Please reproduce the entries that follow without a single difference.

--- START ---

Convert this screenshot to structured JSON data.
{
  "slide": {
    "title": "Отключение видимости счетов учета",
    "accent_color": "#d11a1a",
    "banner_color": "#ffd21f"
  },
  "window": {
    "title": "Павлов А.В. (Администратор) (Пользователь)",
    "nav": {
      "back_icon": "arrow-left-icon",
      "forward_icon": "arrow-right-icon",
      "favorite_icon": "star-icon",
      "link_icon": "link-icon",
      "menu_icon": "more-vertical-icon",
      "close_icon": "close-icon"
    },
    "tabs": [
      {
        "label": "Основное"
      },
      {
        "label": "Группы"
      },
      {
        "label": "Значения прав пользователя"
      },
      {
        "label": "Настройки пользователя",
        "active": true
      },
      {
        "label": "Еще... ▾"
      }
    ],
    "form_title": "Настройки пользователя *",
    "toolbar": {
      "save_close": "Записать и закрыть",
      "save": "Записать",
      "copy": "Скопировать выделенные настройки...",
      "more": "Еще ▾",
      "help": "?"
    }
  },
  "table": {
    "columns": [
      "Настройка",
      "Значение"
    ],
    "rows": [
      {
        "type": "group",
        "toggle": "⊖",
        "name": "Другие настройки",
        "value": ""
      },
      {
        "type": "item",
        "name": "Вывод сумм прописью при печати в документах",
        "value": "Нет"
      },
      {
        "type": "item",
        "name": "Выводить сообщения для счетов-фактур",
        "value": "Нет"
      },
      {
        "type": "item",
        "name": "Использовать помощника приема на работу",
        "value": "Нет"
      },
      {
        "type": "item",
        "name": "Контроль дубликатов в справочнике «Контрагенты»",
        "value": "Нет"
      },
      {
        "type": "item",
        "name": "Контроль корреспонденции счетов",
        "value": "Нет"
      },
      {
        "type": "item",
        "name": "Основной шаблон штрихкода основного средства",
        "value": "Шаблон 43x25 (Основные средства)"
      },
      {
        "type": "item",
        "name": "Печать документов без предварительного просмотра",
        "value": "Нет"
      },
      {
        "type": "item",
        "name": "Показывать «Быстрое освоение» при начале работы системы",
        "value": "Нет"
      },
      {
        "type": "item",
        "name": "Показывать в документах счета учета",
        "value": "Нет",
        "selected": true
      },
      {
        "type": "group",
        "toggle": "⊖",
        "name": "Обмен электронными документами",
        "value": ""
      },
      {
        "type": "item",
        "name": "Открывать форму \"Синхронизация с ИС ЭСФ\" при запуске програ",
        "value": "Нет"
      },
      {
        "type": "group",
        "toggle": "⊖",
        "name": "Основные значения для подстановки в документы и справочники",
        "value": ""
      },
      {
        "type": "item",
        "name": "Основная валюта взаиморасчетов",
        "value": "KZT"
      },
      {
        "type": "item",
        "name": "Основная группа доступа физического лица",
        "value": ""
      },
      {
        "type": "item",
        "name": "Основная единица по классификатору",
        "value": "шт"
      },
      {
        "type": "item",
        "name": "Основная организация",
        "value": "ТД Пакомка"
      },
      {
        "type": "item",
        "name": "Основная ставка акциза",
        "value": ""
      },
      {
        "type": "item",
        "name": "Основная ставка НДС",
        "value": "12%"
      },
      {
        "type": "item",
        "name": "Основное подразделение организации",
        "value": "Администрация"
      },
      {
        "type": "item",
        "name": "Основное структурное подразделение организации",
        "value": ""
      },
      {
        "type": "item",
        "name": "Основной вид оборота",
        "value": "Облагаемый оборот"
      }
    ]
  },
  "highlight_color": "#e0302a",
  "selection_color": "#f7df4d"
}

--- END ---

▸ Solved problem
Convert this screenshot to structured JSON data.
{
  "slide": {
    "title": "Отключение видимости счетов учета",
    "accent_color": "#d11a1a",
    "banner_color": "#ffd21f"
  },
  "window": {
    "title": "Павлов А.В. (Администратор) (Пользователь)",
    "nav": {
      "back_icon": "arrow-left-icon",
      "forward_icon": "arrow-right-icon",
      "favorite_icon": "star-icon",
      "link_icon": "link-icon",
      "menu_icon": "more-vertical-icon",
      "close_icon": "close-icon"
    },
    "tabs": [
      {
        "label": "Основное"
      },
      {
        "label": "Группы"
      },
      {
        "label": "Значения прав пользователя"
      },
      {
        "label": "Настройки пользователя",
        "active": true
      },
      {
        "label": "Еще... ▾"
      }
    ],
    "form_title": "Настройки пользователя *",
    "toolbar": {
      "save_close": "Записать и закрыть",
      "save": "Записать",
      "copy": "Скопировать выделенные настройки...",
      "more": "Еще ▾",
      "help": "?"
    }
  },
  "table": {
    "columns": [
      "Настройка",
      "Значение"
    ],
    "rows": [
      {
        "type": "group",
        "toggle": "⊖",
        "name": "Другие настройки",
        "value": ""
      },
      {
        "type": "item",
        "name": "Вывод сумм прописью при печати в документах",
        "value": "Нет"
      },
      {
        "type": "item",
        "name": "Выводить сообщения для счетов-фактур",
        "value": "Нет"
      },
      {
        "type": "item",
        "name": "Использовать помощника приема на работу",
        "value": "Нет"
      },
      {
        "type": "item",
        "name": "Контроль дубликатов в справочнике «Контрагенты»",
        "value": "Нет"
      },
      {
        "type": "item",
        "name": "Контроль корреспонденции счетов",
        "value": "Нет"
      },
      {
        "type": "item",
        "name": "Основной шаблон штрихкода основного средства",
        "value": "Шаблон 43x25 (Основные средства)"
      },
      {
        "type": "item",
        "name": "Печать документов без предварительного просмотра",
        "value": "Нет"
      },
      {
        "type": "item",
        "name": "Показывать «Быстрое освоение» при начале работы системы",
        "value": "Нет"
      },
      {
        "type": "item",
        "name": "Показывать в документах счета учета",
        "value": "Нет",
        "selected": true
      },
      {
        "type": "group",
        "toggle": "⊖",
        "name": "Обмен электронными документами",
        "value": ""
      },
      {
        "type": "item",
        "name": "Открывать форму \"Синхронизация с ИС ЭСФ\" при запуске програ",
        "value": "Нет"
      },
      {
        "type": "group",
        "toggle": "⊖",
        "name": "Основные значения для подстановки в документы и справочники",
        "value": ""
      },
      {
        "type": "item",
        "name": "Основная валюта взаиморасчетов",
        "value": "KZT"
      },
      {
        "type": "item",
        "name": "Основная группа доступа физического лица",
        "value": ""
      },
      {
        "type": "item",
        "name": "Основная единица по классификатору",
        "value": "шт"
      },
      {
        "type": "item",
        "name": "Основная организация",
        "value": "ТД Пакомка"
      },
      {
        "type": "item",
        "name": "Основная ставка акциза",
        "value": ""
      },
      {
        "type": "item",
        "name": "Основная ставка НДС",
        "value": "12%"
      },
      {
        "type": "item",
        "name": "Основное подразделение организации",
        "value": "Администрация"
      },
      {
        "type": "item",
        "name": "Основное структурное подразделение организации",
        "value": ""
      },
      {
        "type": "item",
        "name": "Основной вид оборота",
        "value": "Облагаемый оборот"
      }
    ]
  },
  "highlight_color": "#e0302a",
  "selection_color": "#f7df4d"
}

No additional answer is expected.